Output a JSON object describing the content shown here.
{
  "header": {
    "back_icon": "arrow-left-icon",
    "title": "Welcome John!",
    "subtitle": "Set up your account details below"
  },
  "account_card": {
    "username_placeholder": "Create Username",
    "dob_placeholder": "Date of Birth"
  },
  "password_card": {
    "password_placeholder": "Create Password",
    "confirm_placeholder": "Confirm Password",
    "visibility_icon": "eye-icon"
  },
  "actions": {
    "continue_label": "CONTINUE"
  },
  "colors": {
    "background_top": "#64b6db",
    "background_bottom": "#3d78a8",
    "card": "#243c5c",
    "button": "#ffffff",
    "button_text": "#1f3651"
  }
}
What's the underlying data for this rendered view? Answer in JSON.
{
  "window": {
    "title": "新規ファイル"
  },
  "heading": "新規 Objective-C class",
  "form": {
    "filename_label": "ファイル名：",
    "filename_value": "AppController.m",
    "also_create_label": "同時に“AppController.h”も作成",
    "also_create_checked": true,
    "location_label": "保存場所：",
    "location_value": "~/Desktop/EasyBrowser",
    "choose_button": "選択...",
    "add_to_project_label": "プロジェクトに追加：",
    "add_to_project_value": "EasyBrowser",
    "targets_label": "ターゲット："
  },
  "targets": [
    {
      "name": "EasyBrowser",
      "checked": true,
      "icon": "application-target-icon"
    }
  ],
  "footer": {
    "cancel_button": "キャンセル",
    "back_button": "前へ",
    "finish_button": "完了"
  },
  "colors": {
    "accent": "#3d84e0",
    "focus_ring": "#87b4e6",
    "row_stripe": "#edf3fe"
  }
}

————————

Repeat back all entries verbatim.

§ **Result of the exercise**:
Output a JSON object describing the content shown here.
{
  "header": {
    "back_icon": "arrow-left-icon",
    "title": "Welcome John!",
    "subtitle": "Set up your account details below"
  },
  "account_card": {
    "username_placeholder": "Create Username",
    "dob_placeholder": "Date of Birth"
  },
  "password_card": {
    "password_placeholder": "Create Password",
    "confirm_placeholder": "Confirm Password",
    "visibility_icon": "eye-icon"
  },
  "actions": {
    "continue_label": "CONTINUE"
  },
  "colors": {
    "background_top": "#64b6db",
    "background_bottom": "#3d78a8",
    "card": "#243c5c",
    "button": "#ffffff",
    "button_text": "#1f3651"
  }
}
What's the underlying data for this rendered view? Answer in JSON.
{
  "window": {
    "title": "新規ファイル"
  },
  "heading": "新規 Objective-C class",
  "form": {
    "filename_label": "ファイル名：",
    "filename_value": "AppController.m",
    "also_create_label": "同時に“AppController.h”も作成",
    "also_create_checked": true,
    "location_label": "保存場所：",
    "location_value": "~/Desktop/EasyBrowser",
    "choose_button": "選択...",
    "add_to_project_label": "プロジェクトに追加：",
    "add_to_project_value": "EasyBrowser",
    "targets_label": "ターゲット："
  },
  "targets": [
    {
      "name": "EasyBrowser",
      "checked": true,
      "icon": "application-target-icon"
    }
  ],
  "footer": {
    "cancel_button": "キャンセル",
    "back_button": "前へ",
    "finish_button": "完了"
  },
  "colors": {
    "accent": "#3d84e0",
    "focus_ring": "#87b4e6",
    "row_stripe": "#edf3fe"
  }
}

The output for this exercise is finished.